Nearly every day of the week, the 71-year-old retiree spends hours on end in the basement of his Highlands Ranch home, tooling around and working out the bugs in his inventions. His work bench is strewn with electronic gadgets, wires, tools of all kinds.

“It looks like a mad inventor lives down there,” he says.

His wife, Jeanette, is okay with the time-consuming devotion he shows to what he considers more than a hobby, but Faust is quick to point out that “there are rules.” No work on Sundays and half of Saturday. Always show up promptly for lunch and dinner. Those are the stipulations and he is happy to abide by them.

Faust, who filed 18 patents during his illustrious career as an electronics engineer with IBM, loves to create new products or improve upon existing items. He beams when talking about his six inventions, five of which he is bringing to INPEX, the country’s largest invention trade show, June 14-17 in Pittsburgh, Penn.

One of them is FEAC — Fractional Earth Address Coordinates — a device that breaks down cumbersome global positioning system coordinates into easy-to-read numbers. No pluses and no minuses, just simple numbers. Broken down to a decimal point to express latitude and longitude, it is accurate enough to find a tree in a neighborhood. Other GPS units sometimes use grids that narrow down a location to a city block.

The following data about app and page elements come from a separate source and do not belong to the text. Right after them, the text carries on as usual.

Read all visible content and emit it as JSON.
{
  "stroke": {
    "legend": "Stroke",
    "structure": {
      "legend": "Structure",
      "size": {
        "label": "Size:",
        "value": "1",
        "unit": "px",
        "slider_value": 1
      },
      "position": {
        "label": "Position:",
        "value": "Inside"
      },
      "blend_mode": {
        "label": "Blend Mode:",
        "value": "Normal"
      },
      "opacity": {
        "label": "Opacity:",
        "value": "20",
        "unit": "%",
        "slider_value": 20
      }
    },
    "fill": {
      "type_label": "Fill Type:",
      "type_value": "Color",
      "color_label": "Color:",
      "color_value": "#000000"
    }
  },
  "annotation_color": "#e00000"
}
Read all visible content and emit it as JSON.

Another of his ingenious ideas is XTenTips, adaptable tips made of wire, plastic and metal that make it easier for probes to fit into circuitry boards. Faust’s method of choice for building circuitry is to use a solderless breadboard kit. Using the basic essentials, he can build a circuit that regulates a computer-controlled power supply, motors and photo electric sensors, among many others. However, the probes that connect the wires to the circuit board come in all shapes and sizes. Enter XTenTips, a simple concept that adapts the probes to fit correctly. It seemed to be a natural need, and Faust was surprised there were no products on the market to address the problem.

Because he is always breaking down electronic devices to each tiny component, Faust admits the consuming practice is “taxing on the brain,” even a “curse.” But the discoveries he made as a teenager opened up a world of possibilities and led him on a career path he considers quite rewarding.

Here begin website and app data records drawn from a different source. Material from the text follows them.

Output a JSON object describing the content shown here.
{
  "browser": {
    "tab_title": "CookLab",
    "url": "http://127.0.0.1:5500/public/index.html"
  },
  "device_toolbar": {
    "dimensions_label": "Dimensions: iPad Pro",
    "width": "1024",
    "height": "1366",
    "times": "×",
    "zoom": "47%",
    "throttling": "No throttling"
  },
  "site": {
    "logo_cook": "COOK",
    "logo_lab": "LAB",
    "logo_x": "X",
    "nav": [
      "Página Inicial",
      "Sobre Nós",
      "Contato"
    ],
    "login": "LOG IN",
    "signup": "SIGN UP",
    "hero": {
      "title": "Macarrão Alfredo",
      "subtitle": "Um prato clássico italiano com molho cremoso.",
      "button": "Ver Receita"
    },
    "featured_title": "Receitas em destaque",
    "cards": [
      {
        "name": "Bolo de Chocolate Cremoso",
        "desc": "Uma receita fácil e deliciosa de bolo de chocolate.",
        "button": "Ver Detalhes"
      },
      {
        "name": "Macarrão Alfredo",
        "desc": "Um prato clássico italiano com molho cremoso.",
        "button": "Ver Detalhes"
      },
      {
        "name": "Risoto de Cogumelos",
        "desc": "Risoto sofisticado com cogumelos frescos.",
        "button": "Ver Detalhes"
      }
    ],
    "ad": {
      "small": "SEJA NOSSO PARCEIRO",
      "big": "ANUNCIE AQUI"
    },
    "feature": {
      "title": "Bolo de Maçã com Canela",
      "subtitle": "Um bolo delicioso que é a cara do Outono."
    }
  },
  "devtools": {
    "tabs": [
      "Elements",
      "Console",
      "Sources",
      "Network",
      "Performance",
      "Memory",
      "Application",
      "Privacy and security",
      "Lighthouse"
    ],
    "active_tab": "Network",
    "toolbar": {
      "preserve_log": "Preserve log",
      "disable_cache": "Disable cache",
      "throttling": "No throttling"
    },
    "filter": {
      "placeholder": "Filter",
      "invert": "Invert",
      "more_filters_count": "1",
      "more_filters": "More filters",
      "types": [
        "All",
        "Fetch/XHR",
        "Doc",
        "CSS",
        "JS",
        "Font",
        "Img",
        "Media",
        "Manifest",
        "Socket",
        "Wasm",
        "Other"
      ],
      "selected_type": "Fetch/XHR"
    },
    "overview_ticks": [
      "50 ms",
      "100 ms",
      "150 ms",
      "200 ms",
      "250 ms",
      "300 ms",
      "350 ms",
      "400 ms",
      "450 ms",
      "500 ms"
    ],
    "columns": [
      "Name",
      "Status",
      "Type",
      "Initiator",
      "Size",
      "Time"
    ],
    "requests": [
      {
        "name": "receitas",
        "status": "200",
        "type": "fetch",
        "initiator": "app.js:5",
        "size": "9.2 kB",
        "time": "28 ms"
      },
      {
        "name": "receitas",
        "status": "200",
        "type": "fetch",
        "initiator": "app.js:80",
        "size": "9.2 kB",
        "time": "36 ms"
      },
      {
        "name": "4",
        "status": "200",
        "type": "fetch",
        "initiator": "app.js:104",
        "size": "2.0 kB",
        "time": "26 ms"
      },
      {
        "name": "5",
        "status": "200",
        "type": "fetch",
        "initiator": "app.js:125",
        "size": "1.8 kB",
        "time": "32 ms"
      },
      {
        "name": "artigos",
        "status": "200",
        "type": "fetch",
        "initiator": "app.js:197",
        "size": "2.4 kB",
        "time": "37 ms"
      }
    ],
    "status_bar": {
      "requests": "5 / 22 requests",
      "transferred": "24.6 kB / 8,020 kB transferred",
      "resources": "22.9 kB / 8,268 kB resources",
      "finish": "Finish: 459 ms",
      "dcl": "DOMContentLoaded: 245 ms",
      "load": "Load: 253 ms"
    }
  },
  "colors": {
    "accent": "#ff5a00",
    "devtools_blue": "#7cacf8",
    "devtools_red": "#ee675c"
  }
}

Faust’s fascination with electronic engineering began to manifest itself when he purchased his first car. He was anxious to know how things operated, and how the various components interacted with each other. In his 20s, Faust taught himself electronics, and realized he could build circuitry with a functional purpose. Before long, he joined the Air National Guard and was hired to work at Lowry Air Force Base as an airborne radar maintenance technician. He bolstered his knowledge of electronics through a series of correspondence classes.

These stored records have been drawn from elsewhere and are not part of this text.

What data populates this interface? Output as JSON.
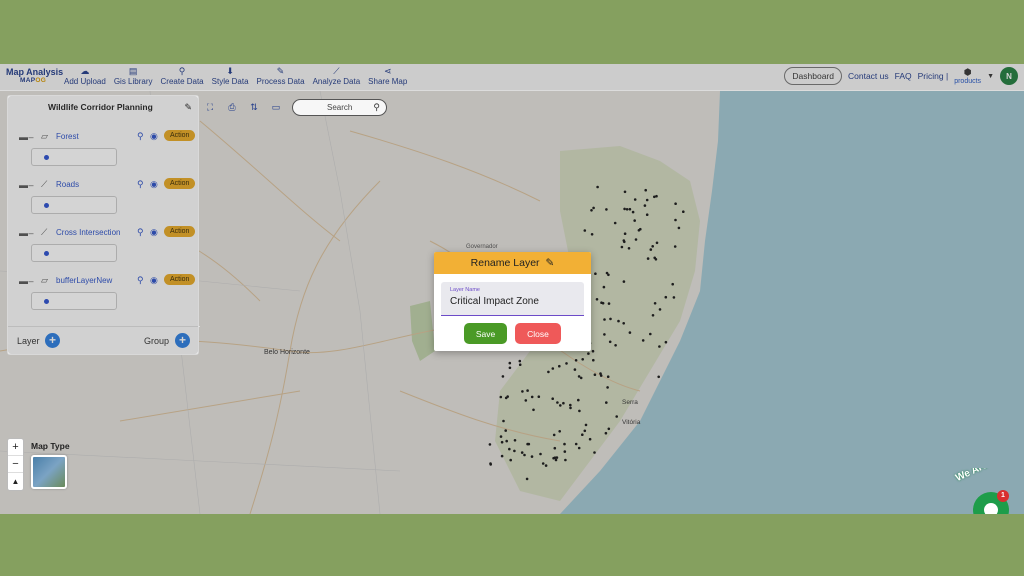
{
  "app": {
    "logo_title": "Map Analysis",
    "logo_sub_a": "MAP",
    "logo_sub_b": "OG"
  },
  "nav": [
    {
      "icon": "☁",
      "label": "Add Upload"
    },
    {
      "icon": "▤",
      "label": "Gis Library"
    },
    {
      "icon": "⚲",
      "label": "Create Data"
    },
    {
      "icon": "⬇",
      "label": "Style Data"
    },
    {
      "icon": "✎",
      "label": "Process Data"
    },
    {
      "icon": "⟋",
      "label": "Analyze Data"
    },
    {
      "icon": "⋖",
      "label": "Share Map"
    }
  ],
  "header_right": {
    "dashboard": "Dashboard",
    "contact": "Contact us",
    "faq": "FAQ",
    "pricing": "Pricing |",
    "products": "products",
    "avatar": "N"
  },
  "panel": {
    "title": "Wildlife Corridor Planning",
    "layers": [
      {
        "name": "Forest",
        "type_icon": "⏥",
        "action": "Action"
      },
      {
        "name": "Roads",
        "type_icon": "⟋",
        "action": "Action"
      },
      {
        "name": "Cross Intersection",
        "type_icon": "⟋",
        "action": "Action"
      },
      {
        "name": "bufferLayerNew",
        "type_icon": "⏥",
        "action": "Action"
      }
    ],
    "layer_label": "Layer",
    "group_label": "Group"
  },
  "map_tools": {
    "search_placeholder": "Search"
  },
  "map_type": {
    "label": "Map Type"
  },
  "map_labels": {
    "belo_horizonte": "Belo Horizonte",
    "vitoria": "Vitória",
    "serra": "Serra",
    "governador": "Governador"
  },
  "dialog": {
    "title": "Rename Layer",
    "field_label": "Layer Name",
    "field_value": "Critical Impact Zone",
    "save": "Save",
    "close": "Close"
  },
  "chat": {
    "text": "We Are Here!",
    "badge": "1"
  },
  "colors": {
    "accent_blue": "#2a50c8",
    "action_orange": "#e8a820",
    "dialog_header": "#f2b035",
    "save_green": "#4a9a26",
    "close_red": "#ef5959",
    "frame_green": "#85a05f"
  }
}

When he got a tip that IBM was hiring, he jumped at the opportunity and was brought on to write computer programs and perform electronics work. Even without a college degree, Faust found himself equally capable as his peers to do the work. He eventually retired in 2006, but knew he was just beginning his career as an independent inventor.

The largest challenge often is not funding or manufacturing thousands of products at once, but marketing the product and convincing the public that it is something they need. Or, rather, convincing a company that it is a product important enough to distribute to the masses.

That’s why showcasing his inventions at INPEX is so important to a burgeoning inventor like Faust. It brings inventors together with powerhouses like Black & Decker and 3M, which can make or break a product’s chances. Faust and his partner, Jeff, have scheduled appointments to meet with a handful of companies while in Pittsburgh, and said it should be a learning experience for both entrepreneurs.

Faust, a Highlands Ranch resident for 6 years, already sold one invention — an early version of his probe tips — but the company that bought the idea overcharged and doomed the product from the beginning. Hardly any moved from the shelves.

“They were charging $200 for a pack of tips. I thought $20 would have been enough,” he said.

He has high hopes for the Twist Drill Punch, which squares off and sharpens a drill piece fitted to a press, making it easier to make a nice, clean hole in paper, rubber or fabric. He has applied for patents for many of his inventions; they are still under review.

Faust, who is also an amateur photographer and woodworker, said he remains astonished at the pace of advancements in electronic engineering and wonders where it will lead in the coming years.

Regardless, Faust knows he wants to have a hand in creating ideas and products that make things easier for mankind.